|M.Sc Student||Bass Oren|
|Subject||The Impact of Solution Fluid Dynamics on Interface|
Evolution during Crystal Growth from Solution
|Department||Department of Chemical Engineering||Supervisor||Professor Simon Brandon|
|Full Thesis text|
Understanding crystal growth from solution requires a multidisciplinary approach. Relevant topics include solid state chemistry and physics of the growing crystal, chemistry of the liquid solution, interfacial transport and kinetics at the crystal/solution interface as well as the physics underlying fluid flow and mass transport within the liquid (solution) phase. Large-scale numerical analysis has been proved to be a useful tool for understanding the impact of all these topics on the growth process and on the resultant quality of the grown crystal. In particular, details of the process which are very difficult or even impossible to obtain from experiments can be derived from computational analyses.

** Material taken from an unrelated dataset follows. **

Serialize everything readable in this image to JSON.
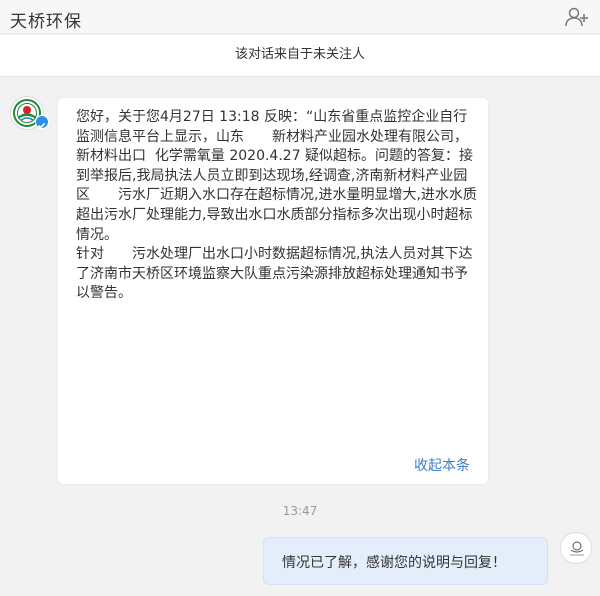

In this thesis the focus is on the transport of solute from the bulk of the liquid towards the surface of the growing crystal and the kinetics of its incorporation into the crystal lattice. We are particularly interested in the influence of realistic flow fields on the crystal morphology and in the identification of the onset of instabilities leading to defects. Specifically, a computational analysis approach is applied in the study of three-dimensional time-dependent flows, bulk solute mass transport and associated mass transport with interfacial kinetics taking place in the Lawrence Livermore National Laboratory (LLNL) system for rapid growth of potassium dihydrogen phosphate (KDP) crystals. We embrace the approach taken by Weinstein and Brandon, Int. J. Multiscale Comp. Eng. 6 (2008) 585, and references within, for modeling the time-dependent evolution of faceted liquid/crystal interfaces in large-scale melt as well as solution growth systems. This approach involves decoupling between mass transport, which includes flow and concentration fields, and interface motion. The interface motion algorithm is consistent with step-flow and step-source kinetics and depends on the orientation of the interface with respect to the crystal singular faces as well as on the concentration field adjacent to it.
Our results, which characterize the evolution of the interface, are the first to have coupled realistic meso-scopic growth mechanisms and real 3D flow effects in the bulk and on the crystal surface within a large-scale crystal growth system. We have presented quantitative and qualitative evidence of the impact of solution hydrodynamics on the surface evolution at the meso-scale; the forming steps displayed sensitivity to the flow direction and the supersaturation levels in the sense of lateral and longitudinal instabilities.